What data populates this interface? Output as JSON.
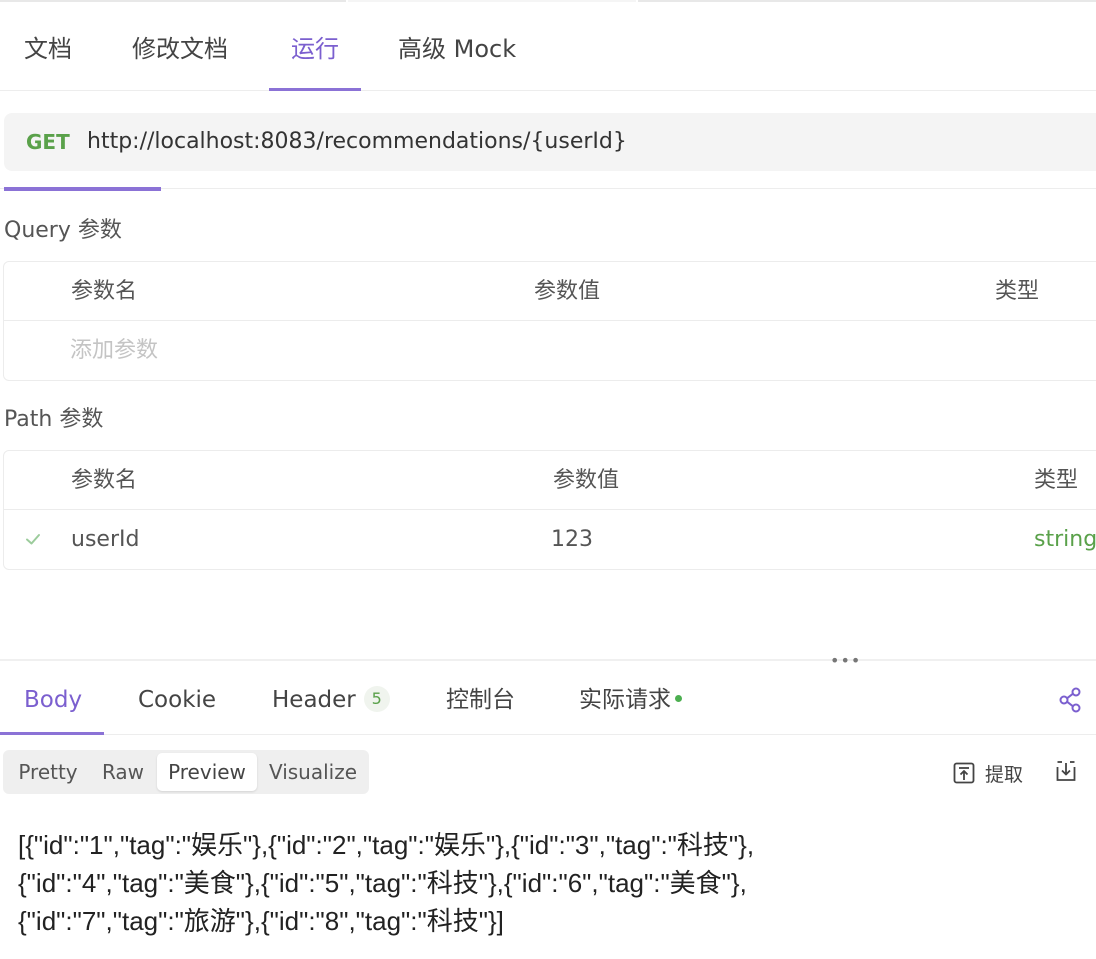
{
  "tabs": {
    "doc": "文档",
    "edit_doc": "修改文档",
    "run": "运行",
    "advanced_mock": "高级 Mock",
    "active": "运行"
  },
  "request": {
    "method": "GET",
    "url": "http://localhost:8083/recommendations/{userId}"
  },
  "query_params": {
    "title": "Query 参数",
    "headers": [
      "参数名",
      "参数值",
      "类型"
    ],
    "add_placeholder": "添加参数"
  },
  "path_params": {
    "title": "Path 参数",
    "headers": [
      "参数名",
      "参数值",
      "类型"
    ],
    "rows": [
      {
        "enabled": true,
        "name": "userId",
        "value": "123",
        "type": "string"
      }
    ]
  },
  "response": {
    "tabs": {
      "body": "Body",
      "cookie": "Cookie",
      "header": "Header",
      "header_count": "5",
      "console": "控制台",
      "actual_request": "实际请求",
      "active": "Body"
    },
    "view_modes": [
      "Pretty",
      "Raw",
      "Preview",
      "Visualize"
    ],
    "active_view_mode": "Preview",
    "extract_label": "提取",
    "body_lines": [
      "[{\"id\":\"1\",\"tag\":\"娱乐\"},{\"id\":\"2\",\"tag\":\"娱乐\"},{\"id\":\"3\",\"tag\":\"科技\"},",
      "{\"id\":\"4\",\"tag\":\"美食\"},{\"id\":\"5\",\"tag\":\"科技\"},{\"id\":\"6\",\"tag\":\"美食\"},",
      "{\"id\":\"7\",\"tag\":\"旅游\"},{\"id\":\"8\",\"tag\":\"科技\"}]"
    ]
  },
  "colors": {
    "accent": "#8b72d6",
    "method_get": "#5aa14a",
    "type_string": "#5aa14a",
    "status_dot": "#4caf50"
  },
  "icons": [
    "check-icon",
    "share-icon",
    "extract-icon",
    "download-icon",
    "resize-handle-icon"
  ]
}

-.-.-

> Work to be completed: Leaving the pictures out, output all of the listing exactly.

> Answer to this task:
What data populates this interface? Output as JSON.
{
  "tabs": {
    "doc": "文档",
    "edit_doc": "修改文档",
    "run": "运行",
    "advanced_mock": "高级 Mock",
    "active": "运行"
  },
  "request": {
    "method": "GET",
    "url": "http://localhost:8083/recommendations/{userId}"
  },
  "query_params": {
    "title": "Query 参数",
    "headers": [
      "参数名",
      "参数值",
      "类型"
    ],
    "add_placeholder": "添加参数"
  },
  "path_params": {
    "title": "Path 参数",
    "headers": [
      "参数名",
      "参数值",
      "类型"
    ],
    "rows": [
      {
        "enabled": true,
        "name": "userId",
        "value": "123",
        "type": "string"
      }
    ]
  },
  "response": {
    "tabs": {
      "body": "Body",
      "cookie": "Cookie",
      "header": "Header",
      "header_count": "5",
      "console": "控制台",
      "actual_request": "实际请求",
      "active": "Body"
    },
    "view_modes": [
      "Pretty",
      "Raw",
      "Preview",
      "Visualize"
    ],
    "active_view_mode": "Preview",
    "extract_label": "提取",
    "body_lines": [
      "[{\"id\":\"1\",\"tag\":\"娱乐\"},{\"id\":\"2\",\"tag\":\"娱乐\"},{\"id\":\"3\",\"tag\":\"科技\"},",
      "{\"id\":\"4\",\"tag\":\"美食\"},{\"id\":\"5\",\"tag\":\"科技\"},{\"id\":\"6\",\"tag\":\"美食\"},",
      "{\"id\":\"7\",\"tag\":\"旅游\"},{\"id\":\"8\",\"tag\":\"科技\"}]"
    ]
  },
  "colors": {
    "accent": "#8b72d6",
    "method_get": "#5aa14a",
    "type_string": "#5aa14a",
    "status_dot": "#4caf50"
  },
  "icons": [
    "check-icon",
    "share-icon",
    "extract-icon",
    "download-icon",
    "resize-handle-icon"
  ]
}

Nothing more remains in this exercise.